reported that yesterday, 45 of the company’s 65 Israel-based employees were fired, along with some of the New York staff (the company had a total of about 90 people). The axed included Answers.com’s founder and CEO Bob Rosenschein and CTO Jeff Schneiderman. The bloodshed was not entirely unexpected (new owners tend to look at their acquisitions with more scrutiny than, perhaps, the founders with all their history and attachment). But that doesn’t make it any less painful for the staff let go. The purchase of Answers.com always seemed a bit strange to me. Publicly traded on NASDAQ, the company was profitable and seemingly happily humming along when AFCV Holdings, a portfolio company of growth equity investor Summit Partners, swooped in to acquire Answers.com for $127 million. That may seem large but, when the deal was announced, shareholders were unhappy, claiming that it tremendously undervalued Answers.com.

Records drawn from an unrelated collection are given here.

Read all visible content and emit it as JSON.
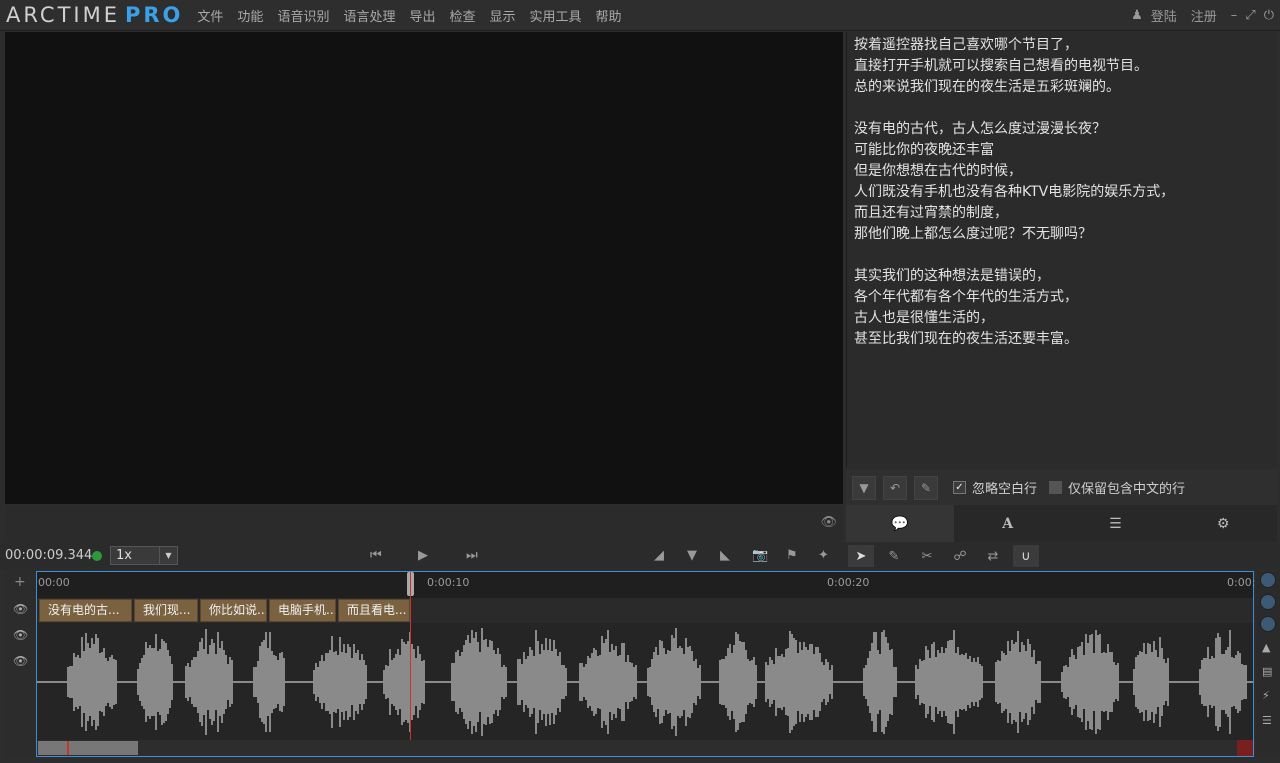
{
  "app": {
    "logo_main": "ARCTIME",
    "logo_pro": "PRO",
    "menu": [
      "文件",
      "功能",
      "语音识别",
      "语言处理",
      "导出",
      "检查",
      "显示",
      "实用工具",
      "帮助"
    ],
    "login": "登陆",
    "register": "注册"
  },
  "text_panel": {
    "lines": [
      "按着遥控器找自己喜欢哪个节目了，",
      "直接打开手机就可以搜索自己想看的电视节目。",
      "总的来说我们现在的夜生活是五彩斑斓的。",
      "",
      "没有电的古代，古人怎么度过漫漫长夜？",
      "可能比你的夜晚还丰富",
      "但是你想想在古代的时候，",
      "人们既没有手机也没有各种KTV电影院的娱乐方式，",
      "而且还有过宵禁的制度，",
      "那他们晚上都怎么度过呢？不无聊吗？",
      "",
      "其实我们的这种想法是错误的，",
      "各个年代都有各个年代的生活方式，",
      "古人也是很懂生活的，",
      "甚至比我们现在的夜生活还要丰富。"
    ],
    "ignore_blank_label": "忽略空白行",
    "keep_chinese_label": "仅保留包含中文的行"
  },
  "transport": {
    "timecode": "00:00:09.344",
    "speed": "1x"
  },
  "timeline": {
    "ruler_labels": [
      "00:00",
      "0:00:10",
      "0:00:20",
      "0:00:"
    ],
    "subtitles": [
      "没有电的古...",
      "我们现...",
      "你比如说...",
      "电脑手机...",
      "而且看电..."
    ]
  }
}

They even tried to block the sale (a U.S. court denied the motion in April 2011). AFCV said the layoffs were necessary to focus the company on its main product –the Q&A site WikiAnswers – and that a number of product initiatives (including 1-Click Answers, AnswerTips and Widget Gallery), as well as a mobile version, would no longer be supported. AFCV also said that, since Answers.com was not public anymore, the company didn’t need certain support structure. All that makes sense, and it was probably no surprise to Rosenschein and Schneiderman that AFCV would want to consolidate management at their own headquarters or with their own people (hastening the duo’s departure). And it may even make a certain amount of business logic – as Gil Reich, the head of Answers.com’s product management, pointed out in his own blog, Answers.com went through so many ups and downs in its 12-year tenure, that the new owners may have felt compelled to “ruthlessly cut everything it felt distracted from (the company’s) core mission of a great community creating great content.” But it’s nevertheless frustrating to see a company that employed a lot of good people in Israel lose that staff to a new American parent that clearly doesn’t share the same sense of “career Zionism.” The Business Insider blog described it more nefariously: It looks like the new owners are “milking the company for the cash that comes from all that SEO traffic.” One of my friends at Answers.com wrote on her Facebook status, it’s the “end of an era, beginning of a new one?” We’ll have to wait and see. There are still 20 people left in Israel at Answers.com. For the rest, that new beginning may not be exactly what they expected.Answers.com, one of Jerusalem’s largest employers of English-speaking immigrants and a long-time survivor of the first dot.com crash, has been effectively gutted by its new owners. TechCrunch